Changing the Script

Transactional Analysis (TA) has the notion of the Script at the heart of its work. It’s the Story we write about our life; who we are and why we are. In modern talk, this is the ‘narrative’ we write to explain things; what we are and how we got to be where we are. Here is a link that says more about the Script:

The web site offers an early safe experiment to do; make some notes about:

  • What title would you give to your life story or script?
  • What type of story is it; happy, tragic or magical?

It continues by identifying some key elements about our Script.

*  It is a life plan from start to finish

 * It is directed towards an outcome; a result or ‘payoff’ as TA labels it

*  It is decisional: that is, it is intentional – leading us to something, or someplace. True, it is subconscious and not ‘logical’.

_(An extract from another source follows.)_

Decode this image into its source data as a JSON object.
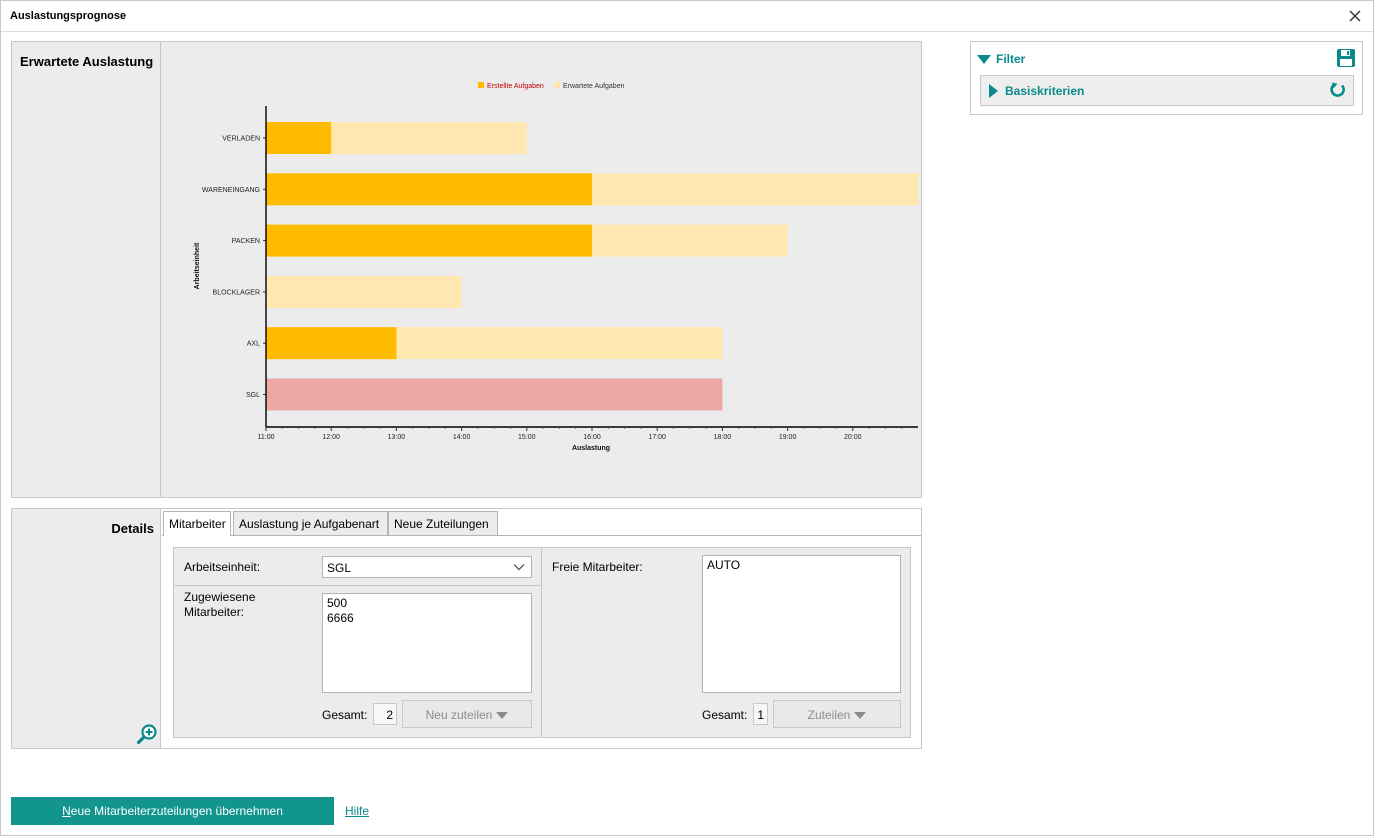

*  It is shaped by our care-takers

*  It is operating outside our awareness

*  It helps to define or view of the world, and, indeed, to ‘justify’ itself. “I am this way, because ….”

TA Therapy exists to help us become more aware of patterns that make up our Script.

As I formed conclusions about myself and the world around me, I received non-verbal and verbal messages from my care-takers that ‘told’ me how the world works and how I might survive in it.

Those caretakers did not write my script for me, but they had a major influence on it.

It may help to examine this web site;

…. as it links my conversations about Script to Drivers.

A safe experiment: there could be a large number!!

Return, if you would, to work done on the Road Map or Ecograms, as they apply to your life.

Identify two or three key events in your formative years, say, up to 25 years of age. Reflect on how those events came about; how you understood the event at the time and how you understand the event now.

Identify one or two ‘message’ you received within your family. These are like to be brief, almost command-type messages, e.g. hurry up/get on with it or grow up will you etc.  Such messages are ‘guidance’ about what to do in life or who you are. It could be an ‘instruction’, e.g. don’t blub‘.

Look through the ‘library’ of your life and note down two of three books you can see through the window of that room; just the titles, for the present. Note down those titles.

From memory, do you recall any characters from one or more of those books. If so, jot those details down. How, if at all, do you identify yourself with one or more characters. If you, do note down some of the features that you can identify . These may be parallels: I am like this [named character], or very different (I am not at all like this [named character].

Identify at least one message you are OK about and one that you are not OK about. Compare and contrast them, so you can see a connection, if any, between them.

As with most experiments, finish by considering “just one thing I could do differently about these messages is ……”

Keep your notes for a future experiment and/or for discussion with a very trusted individual.

Another safe experiment

Take time to visit the models of change I have summarised:

Models of Change

Is it just about change?

In whatever way works for you, consider where you are in the change process – in pre-contemplation, contemplation, action or maintenance mode? Consider, also, what leads you to your conclusion. What is happening in your life that places you in one process, and not another?  Consider your level of satisfaction with your judgement; sometimes it is right to contemplate, and other times we need to act.

It may help to read the material on change processes alongside my commentary on the ‘scenic route‘ or – if time permits –  the Learning Curve.

If in doubt, track down The Byrds song Turn, Turn, Turn for some inspiration.

As ever, consider what small step you want to take from where you are to where you would want to go. Then consider how you might get there.


Return to:


What is a nudge?

Designing a safe experiment

Routes to change using safe experiments

An introduction to Transactional Analysis

A history of therapy and the ‘schools’

Limitations on action